Roy Rogers (as Leonard Slye) (1933–37) lead vocals, guitar
Bob Nolan (1933–49) baritone vocals, bass
Tim Spencer (1933–36, 1938–49) tenor and lead vocals
Hugh Farr (1934–59) bass vocals, fiddle
Karl Farr (1935–61) lead guitar
Lloyd Perryman (1936–43, 1946–77) tenor and lead vocals, guitar, 1st Trail Boss
Pat Brady (1937–43, 1946–49, 1959–68) bass
Ken Carson (1943–47) tenor vocals, guitar
Deuce Spriggens (1943, 1954–55) bass
Shug Fisher (1944–46, 1949–53, 1956–59) bass
Ken Curtis (1949–53) lead vocals
Tommy Doss (1949–63) baritone vocals
Dale Warren (1952–2008) lead and baritone vocals, bass, 2nd Trail Boss
George Bamby (1959–60) accordion
Roy Lanham (1961–86) lead guitar
Wade Ray (1961–62) fiddle
Rusty Richards (1963–66, 1974–84)
Billy Armstrong (1966–72) fiddle
Bob Minser (1967–68) tenor vocals, bass
Luther Nallie (1968–74, 1980–2004, 2007–2015) vocals, guitar, bass, 3rd Trail Boss
Billy Liebert (1974–80) accordion, arranger
Rome Johnson (1970's) vocals, guitar
Doc Denning (1980) fiddle
Dale Morris (1981–83) fiddle
Tommy Nallie (1983–88, 2010-present) vocals, guitar, bass, drums, 4th Trail Boss
Sunny Spencer (1984–2005) vocals, multi-instrumentalist
Jack Nallie (1984–1986) bass
Gary Foster (1986) vocals
Gary LeMaster (1986–2006, 2008–12) tenor vocals, lead guitar
Daryl Wainscott (1987–93) keyboards
David Bradley (1989–93) vocals, guitar
John Nallie (1993–2000) lead vocals, keyboards, drums

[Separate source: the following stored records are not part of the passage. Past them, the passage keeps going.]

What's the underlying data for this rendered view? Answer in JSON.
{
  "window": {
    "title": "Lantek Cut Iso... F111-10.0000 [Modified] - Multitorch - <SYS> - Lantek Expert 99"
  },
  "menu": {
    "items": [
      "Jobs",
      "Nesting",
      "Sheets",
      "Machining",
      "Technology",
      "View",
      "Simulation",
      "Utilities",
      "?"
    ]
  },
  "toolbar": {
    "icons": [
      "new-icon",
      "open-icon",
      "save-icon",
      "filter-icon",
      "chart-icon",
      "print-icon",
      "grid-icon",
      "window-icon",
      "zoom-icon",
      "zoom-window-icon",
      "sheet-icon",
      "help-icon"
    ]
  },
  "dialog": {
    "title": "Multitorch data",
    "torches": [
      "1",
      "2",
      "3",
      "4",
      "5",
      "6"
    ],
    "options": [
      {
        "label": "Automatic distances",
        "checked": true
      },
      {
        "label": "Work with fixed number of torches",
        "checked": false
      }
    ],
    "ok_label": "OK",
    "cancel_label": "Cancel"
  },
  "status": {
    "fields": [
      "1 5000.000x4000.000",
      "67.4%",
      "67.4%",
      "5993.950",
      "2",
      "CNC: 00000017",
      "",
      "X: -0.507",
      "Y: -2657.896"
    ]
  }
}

Roy Warhurst (1994–97) fiddle
Ken Lattimore (1998–present) tenor vocals, fiddle
Randy Rudd (2001–2017) lead vocals, guitar, MC
Preston Eldridge (2001–06) bass
Jarrett Dougherty (2001–02) drums, comedy
Waylon Herron (2004–06) vocals, guitar
Justin Sifford (2006) vocals, guitar
Ricky Boen (2006–2014) fiddle
Mark Abbott (2006–2017) bass vocals, bass
Justin Branum (2016-2017) fiddle, mandolin
Roy "Dusty" Rogers Jr (2018-present) lead vocals, MC
John Fullerton (2018-present) vocals, rhythm guitar, bass guitar
Paul Elliott (2018-present) fiddle